*Exercise directions*: With the pictures left out, write every entry down exactly.
START Record excerpts
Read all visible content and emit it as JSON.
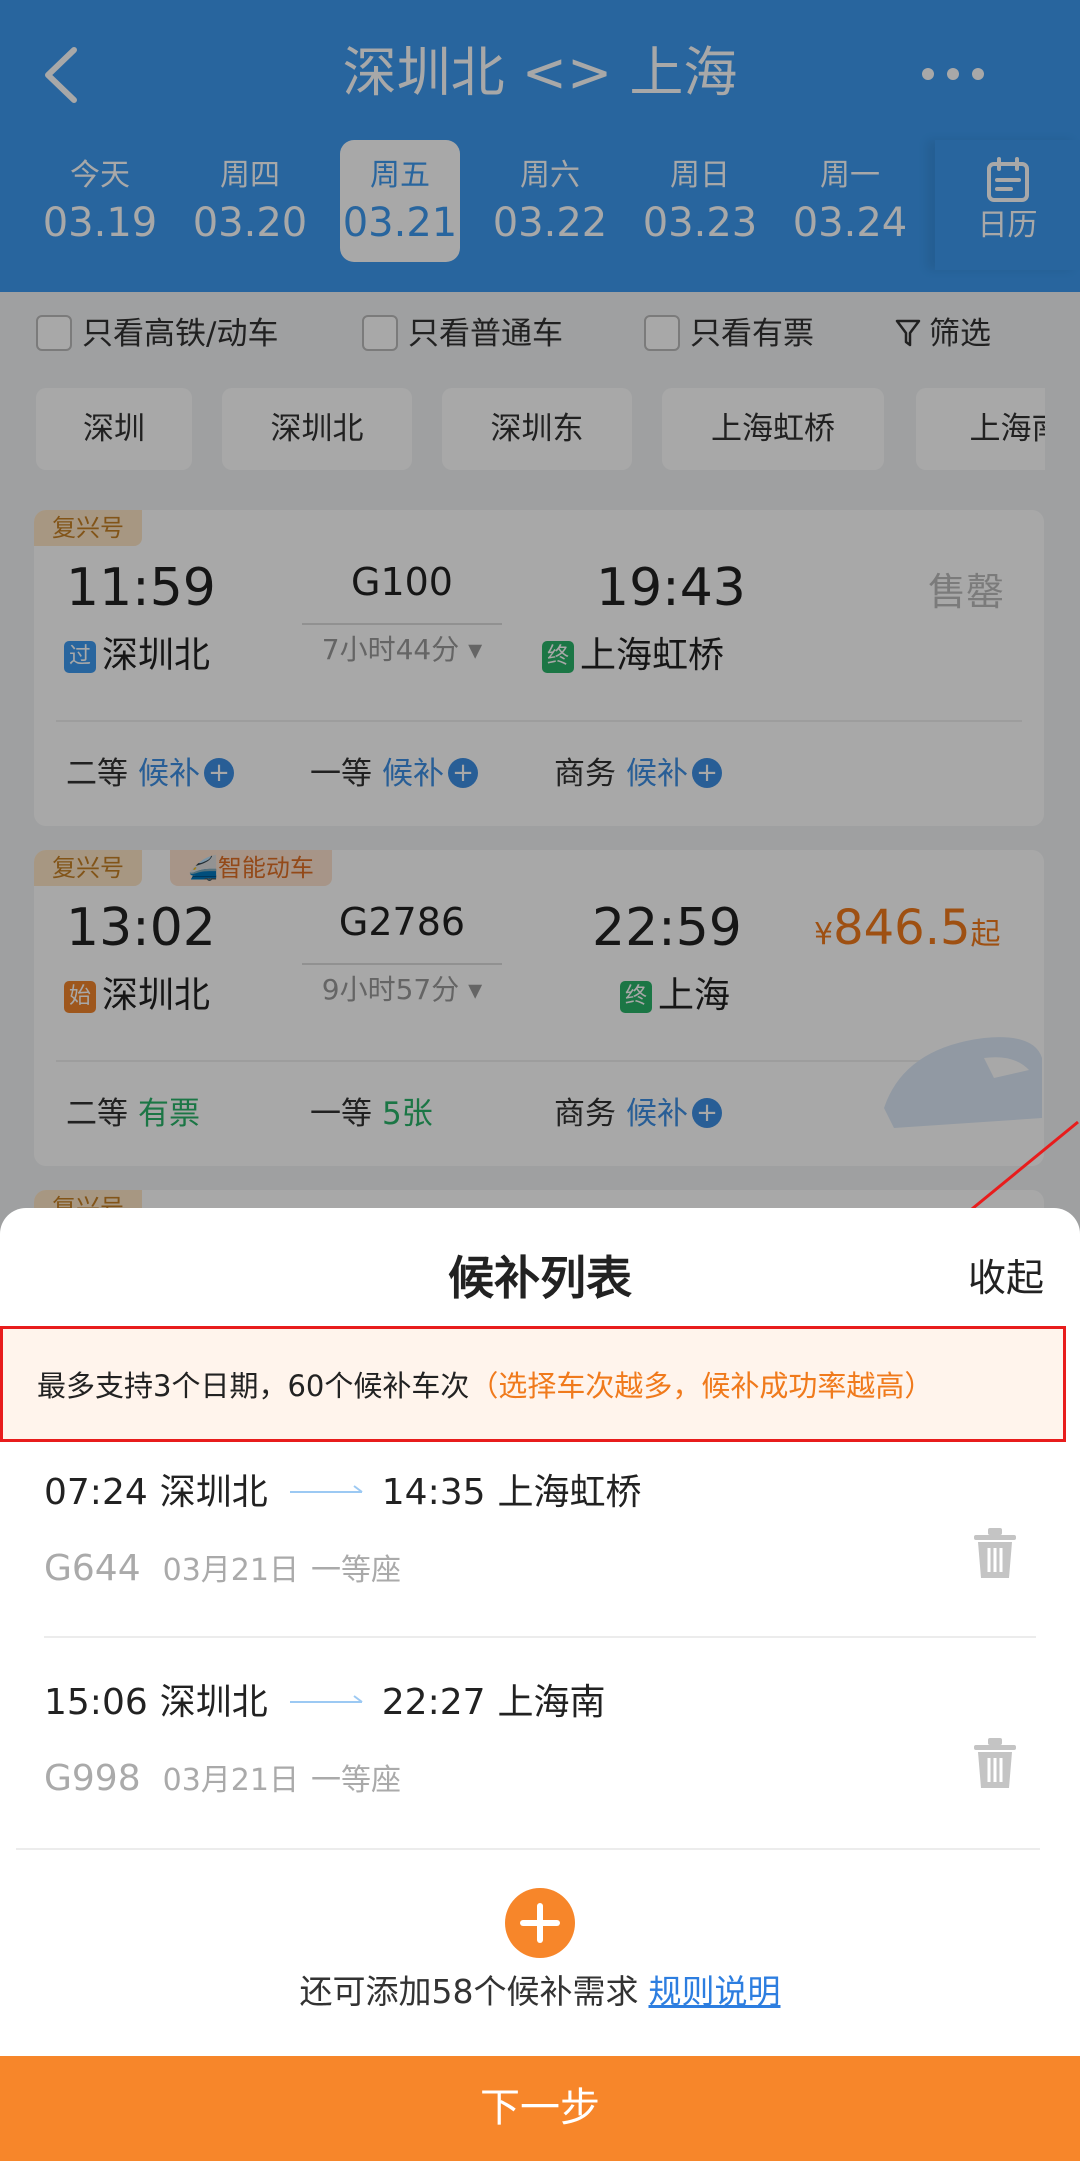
{
  "header": {
    "title": "深圳北 <> 上海",
    "dates": [
      {
        "weekday": "今天",
        "date": "03.19",
        "active": false
      },
      {
        "weekday": "周四",
        "date": "03.20",
        "active": false
      },
      {
        "weekday": "周五",
        "date": "03.21",
        "active": true
      },
      {
        "weekday": "周六",
        "date": "03.22",
        "active": false
      },
      {
        "weekday": "周日",
        "date": "03.23",
        "active": false
      },
      {
        "weekday": "周一",
        "date": "03.24",
        "active": false
      }
    ],
    "calendar_label": "日历"
  },
  "filters": {
    "only_high_speed": "只看高铁/动车",
    "only_regular": "只看普通车",
    "only_available": "只看有票",
    "filter_label": "筛选"
  },
  "stations": [
    "深圳",
    "深圳北",
    "深圳东",
    "上海虹桥",
    "上海南"
  ],
  "trains": [
    {
      "tags": [
        "复兴号"
      ],
      "depart_time": "11:59",
      "depart_station": "深圳北",
      "depart_badge": "过",
      "train_no": "G100",
      "duration": "7小时44分",
      "arrive_time": "19:43",
      "arrive_station": "上海虹桥",
      "arrive_badge": "终",
      "status": "售罄",
      "seats": [
        {
          "class": "二等",
          "status": "候补"
        },
        {
          "class": "一等",
          "status": "候补"
        },
        {
          "class": "商务",
          "status": "候补"
        }
      ]
    },
    {
      "tags": [
        "复兴号",
        "智能动车"
      ],
      "depart_time": "13:02",
      "depart_station": "深圳北",
      "depart_badge": "始",
      "train_no": "G2786",
      "duration": "9小时57分",
      "arrive_time": "22:59",
      "arrive_station": "上海",
      "arrive_badge": "终",
      "price_symbol": "¥",
      "price": "846.5",
      "price_suffix": "起",
      "seats": [
        {
          "class": "二等",
          "status": "有票"
        },
        {
          "class": "一等",
          "status": "5张"
        },
        {
          "class": "商务",
          "status": "候补"
        }
      ]
    }
  ],
  "next_card_tag": "复兴号",
  "sheet": {
    "title": "候补列表",
    "collapse_label": "收起",
    "notice_main": "最多支持3个日期，60个候补车次",
    "notice_highlight": "（选择车次越多，候补成功率越高）",
    "items": [
      {
        "depart_time": "07:24",
        "depart_station": "深圳北",
        "arrive_time": "14:35",
        "arrive_station": "上海虹桥",
        "train_no": "G644",
        "date": "03月21日",
        "seat": "一等座"
      },
      {
        "depart_time": "15:06",
        "depart_station": "深圳北",
        "arrive_time": "22:27",
        "arrive_station": "上海南",
        "train_no": "G998",
        "date": "03月21日",
        "seat": "一等座"
      }
    ],
    "add_hint": "还可添加58个候补需求",
    "rules_link": "规则说明",
    "next_button": "下一步"
  },
  "colors": {
    "brand_blue": "#3d9af0",
    "accent_orange": "#f7862a",
    "annotation_red": "#e81c1c"
  }
}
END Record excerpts
*Result of this exercise*:
Read all visible content and emit it as JSON.
{
  "header": {
    "title": "深圳北 <> 上海",
    "dates": [
      {
        "weekday": "今天",
        "date": "03.19",
        "active": false
      },
      {
        "weekday": "周四",
        "date": "03.20",
        "active": false
      },
      {
        "weekday": "周五",
        "date": "03.21",
        "active": true
      },
      {
        "weekday": "周六",
        "date": "03.22",
        "active": false
      },
      {
        "weekday": "周日",
        "date": "03.23",
        "active": false
      },
      {
        "weekday": "周一",
        "date": "03.24",
        "active": false
      }
    ],
    "calendar_label": "日历"
  },
  "filters": {
    "only_high_speed": "只看高铁/动车",
    "only_regular": "只看普通车",
    "only_available": "只看有票",
    "filter_label": "筛选"
  },
  "stations": [
    "深圳",
    "深圳北",
    "深圳东",
    "上海虹桥",
    "上海南"
  ],
  "trains": [
    {
      "tags": [
        "复兴号"
      ],
      "depart_time": "11:59",
      "depart_station": "深圳北",
      "depart_badge": "过",
      "train_no": "G100",
      "duration": "7小时44分",
      "arrive_time": "19:43",
      "arrive_station": "上海虹桥",
      "arrive_badge": "终",
      "status": "售罄",
      "seats": [
        {
          "class": "二等",
          "status": "候补"
        },
        {
          "class": "一等",
          "status": "候补"
        },
        {
          "class": "商务",
          "status": "候补"
        }
      ]
    },
    {
      "tags": [
        "复兴号",
        "智能动车"
      ],
      "depart_time": "13:02",
      "depart_station": "深圳北",
      "depart_badge": "始",
      "train_no": "G2786",
      "duration": "9小时57分",
      "arrive_time": "22:59",
      "arrive_station": "上海",
      "arrive_badge": "终",
      "price_symbol": "¥",
      "price": "846.5",
      "price_suffix": "起",
      "seats": [
        {
          "class": "二等",
          "status": "有票"
        },
        {
          "class": "一等",
          "status": "5张"
        },
        {
          "class": "商务",
          "status": "候补"
        }
      ]
    }
  ],
  "next_card_tag": "复兴号",
  "sheet": {
    "title": "候补列表",
    "collapse_label": "收起",
    "notice_main": "最多支持3个日期，60个候补车次",
    "notice_highlight": "（选择车次越多，候补成功率越高）",
    "items": [
      {
        "depart_time": "07:24",
        "depart_station": "深圳北",
        "arrive_time": "14:35",
        "arrive_station": "上海虹桥",
        "train_no": "G644",
        "date": "03月21日",
        "seat": "一等座"
      },
      {
        "depart_time": "15:06",
        "depart_station": "深圳北",
        "arrive_time": "22:27",
        "arrive_station": "上海南",
        "train_no": "G998",
        "date": "03月21日",
        "seat": "一等座"
      }
    ],
    "add_hint": "还可添加58个候补需求",
    "rules_link": "规则说明",
    "next_button": "下一步"
  },
  "colors": {
    "brand_blue": "#3d9af0",
    "accent_orange": "#f7862a",
    "annotation_red": "#e81c1c"
  }
}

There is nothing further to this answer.